[Sidebar] Pumping Iron
Translated: A Via Ferrata is an “iron way”. They are in fact, very unique climbing routes on the massive walls of the Dolomites. Thanks to an abundance of ladders, cables and posts, a minimally geared-up hiker can literally climb thousands of vertical feet, relatively safely and often without ropes.
Originally installed in WWI for soldiers to patrol the high cliffs along the Austrian-Italian border, these systems for moving about in the mountains have remained and are updated and maintained for hikers wanting a bit more excitement. A visit to the Dolomites is not complete without sampling what is considered the best Via Ferrata in all of Europe.
Necessary gear includes a harness, helmet, gloves and a special Via Ferrata “kit.” The kit allows the climber to slide two slings with carabiners along the cables providing protection in the event of a fall.
Ferrata Giovanni Lipella: Tofana di Rozes on the Passo Falzarego outside Cortina.
- Difficulty: Medium.

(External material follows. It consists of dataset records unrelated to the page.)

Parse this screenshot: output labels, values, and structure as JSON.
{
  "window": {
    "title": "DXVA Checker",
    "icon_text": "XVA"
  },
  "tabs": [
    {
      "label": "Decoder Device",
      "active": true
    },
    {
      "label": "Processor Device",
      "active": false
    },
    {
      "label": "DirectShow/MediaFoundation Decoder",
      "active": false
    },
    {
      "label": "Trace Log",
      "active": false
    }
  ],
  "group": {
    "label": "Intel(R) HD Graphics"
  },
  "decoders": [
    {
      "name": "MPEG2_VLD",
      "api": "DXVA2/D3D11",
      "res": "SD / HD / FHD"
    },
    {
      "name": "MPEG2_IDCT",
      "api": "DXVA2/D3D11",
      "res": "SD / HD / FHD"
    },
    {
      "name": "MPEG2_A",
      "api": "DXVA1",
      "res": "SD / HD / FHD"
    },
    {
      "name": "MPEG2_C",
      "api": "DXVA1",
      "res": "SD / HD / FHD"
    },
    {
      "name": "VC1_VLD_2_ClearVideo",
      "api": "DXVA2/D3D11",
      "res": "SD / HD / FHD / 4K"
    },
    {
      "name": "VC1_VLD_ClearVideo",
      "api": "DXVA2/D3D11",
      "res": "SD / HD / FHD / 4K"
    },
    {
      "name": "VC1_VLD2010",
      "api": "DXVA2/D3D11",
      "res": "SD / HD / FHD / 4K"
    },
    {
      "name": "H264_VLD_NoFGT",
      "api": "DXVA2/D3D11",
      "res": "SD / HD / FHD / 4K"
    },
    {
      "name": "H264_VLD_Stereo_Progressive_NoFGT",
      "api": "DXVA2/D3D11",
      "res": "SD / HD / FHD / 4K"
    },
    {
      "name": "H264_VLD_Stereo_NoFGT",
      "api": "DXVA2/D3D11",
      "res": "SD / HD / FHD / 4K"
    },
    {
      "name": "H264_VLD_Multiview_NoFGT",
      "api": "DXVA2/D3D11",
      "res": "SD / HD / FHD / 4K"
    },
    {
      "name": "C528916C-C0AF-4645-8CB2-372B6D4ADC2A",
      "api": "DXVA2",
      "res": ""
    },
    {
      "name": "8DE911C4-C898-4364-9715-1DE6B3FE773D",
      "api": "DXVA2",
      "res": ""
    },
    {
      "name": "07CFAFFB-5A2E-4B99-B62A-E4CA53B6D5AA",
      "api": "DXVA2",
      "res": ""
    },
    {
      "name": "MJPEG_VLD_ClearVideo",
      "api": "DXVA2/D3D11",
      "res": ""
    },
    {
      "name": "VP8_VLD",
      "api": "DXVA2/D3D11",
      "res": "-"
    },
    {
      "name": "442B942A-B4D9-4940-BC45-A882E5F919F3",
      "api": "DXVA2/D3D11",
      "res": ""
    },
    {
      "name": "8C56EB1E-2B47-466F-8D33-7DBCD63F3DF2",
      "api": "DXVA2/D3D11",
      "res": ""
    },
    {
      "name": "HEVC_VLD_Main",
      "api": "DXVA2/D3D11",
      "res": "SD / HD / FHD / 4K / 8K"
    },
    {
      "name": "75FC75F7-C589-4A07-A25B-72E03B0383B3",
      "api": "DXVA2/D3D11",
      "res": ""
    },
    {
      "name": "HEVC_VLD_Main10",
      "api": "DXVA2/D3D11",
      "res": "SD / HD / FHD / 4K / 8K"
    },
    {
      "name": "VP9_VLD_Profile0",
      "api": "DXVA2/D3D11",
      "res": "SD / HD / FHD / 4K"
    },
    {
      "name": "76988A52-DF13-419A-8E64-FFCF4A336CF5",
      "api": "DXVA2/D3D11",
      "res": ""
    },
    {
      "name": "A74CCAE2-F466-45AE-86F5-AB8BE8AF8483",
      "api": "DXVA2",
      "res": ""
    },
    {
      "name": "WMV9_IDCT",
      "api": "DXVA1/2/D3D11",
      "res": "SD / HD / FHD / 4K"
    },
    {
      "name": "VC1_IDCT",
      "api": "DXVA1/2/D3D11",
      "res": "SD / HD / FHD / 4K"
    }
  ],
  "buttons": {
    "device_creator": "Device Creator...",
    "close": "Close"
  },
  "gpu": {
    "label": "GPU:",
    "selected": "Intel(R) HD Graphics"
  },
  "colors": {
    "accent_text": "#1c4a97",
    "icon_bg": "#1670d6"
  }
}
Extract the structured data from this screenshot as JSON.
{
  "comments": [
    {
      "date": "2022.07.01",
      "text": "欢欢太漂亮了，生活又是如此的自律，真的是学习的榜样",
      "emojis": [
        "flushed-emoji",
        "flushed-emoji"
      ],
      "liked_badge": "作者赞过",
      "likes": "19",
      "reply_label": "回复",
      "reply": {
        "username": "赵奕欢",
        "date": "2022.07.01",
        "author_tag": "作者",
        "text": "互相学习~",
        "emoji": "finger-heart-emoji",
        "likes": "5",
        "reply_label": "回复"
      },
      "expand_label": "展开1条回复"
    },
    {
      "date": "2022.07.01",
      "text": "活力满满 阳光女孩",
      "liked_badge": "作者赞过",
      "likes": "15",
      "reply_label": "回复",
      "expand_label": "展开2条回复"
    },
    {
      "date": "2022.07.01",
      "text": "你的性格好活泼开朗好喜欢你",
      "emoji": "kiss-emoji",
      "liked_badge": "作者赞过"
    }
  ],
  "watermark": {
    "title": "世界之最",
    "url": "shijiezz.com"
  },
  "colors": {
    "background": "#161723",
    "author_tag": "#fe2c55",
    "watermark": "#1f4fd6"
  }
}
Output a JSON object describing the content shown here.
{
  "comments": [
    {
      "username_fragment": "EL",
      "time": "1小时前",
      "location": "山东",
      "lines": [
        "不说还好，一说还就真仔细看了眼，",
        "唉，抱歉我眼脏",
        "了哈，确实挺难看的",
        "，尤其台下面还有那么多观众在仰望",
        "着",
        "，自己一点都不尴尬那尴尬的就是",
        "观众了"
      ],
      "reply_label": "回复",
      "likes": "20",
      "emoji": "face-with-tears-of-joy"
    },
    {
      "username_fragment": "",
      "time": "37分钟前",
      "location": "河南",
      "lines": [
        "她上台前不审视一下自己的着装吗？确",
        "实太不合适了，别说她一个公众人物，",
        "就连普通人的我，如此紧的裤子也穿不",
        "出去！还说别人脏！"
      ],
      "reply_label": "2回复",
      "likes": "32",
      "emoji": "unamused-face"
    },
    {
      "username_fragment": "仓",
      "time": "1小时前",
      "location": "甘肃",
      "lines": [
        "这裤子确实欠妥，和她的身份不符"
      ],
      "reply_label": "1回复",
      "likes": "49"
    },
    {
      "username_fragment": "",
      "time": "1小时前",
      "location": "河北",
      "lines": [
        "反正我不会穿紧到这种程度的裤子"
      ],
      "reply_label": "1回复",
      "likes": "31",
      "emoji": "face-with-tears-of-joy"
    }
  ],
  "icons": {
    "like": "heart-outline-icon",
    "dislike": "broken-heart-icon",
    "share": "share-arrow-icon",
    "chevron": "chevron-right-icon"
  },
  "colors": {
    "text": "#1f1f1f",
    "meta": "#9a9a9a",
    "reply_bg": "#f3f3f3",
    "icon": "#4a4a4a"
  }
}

- The classic to which all others are compared. Famous for its WWI history, it was built by soldiersAA, and begins by tunneling upward, traversing narrow ledges along sheer walls, ascending ladders and iron rungs drilled into the cliff sides and finally, a long ramp to theA summit. This route is rigged with safety gear, bring a headlamp for the tunnels.
Sentiero Ivano Dibona: Cristallino D’ampezzo Outside Cortina.
- Difficulty: Easy
- A great first Ferrata, as it is mostly downhill and with less exposed terrain. Includes a 27-meter suspension bridge as well as a hut for cappuccinos.
Dan and Janine Patitucci are professional mountain-sport photographers, who call Bishop, California, and Luzern, Switzerland, home. Ironically, Dan finished this article while en route to the Italian Dolomites, one year later.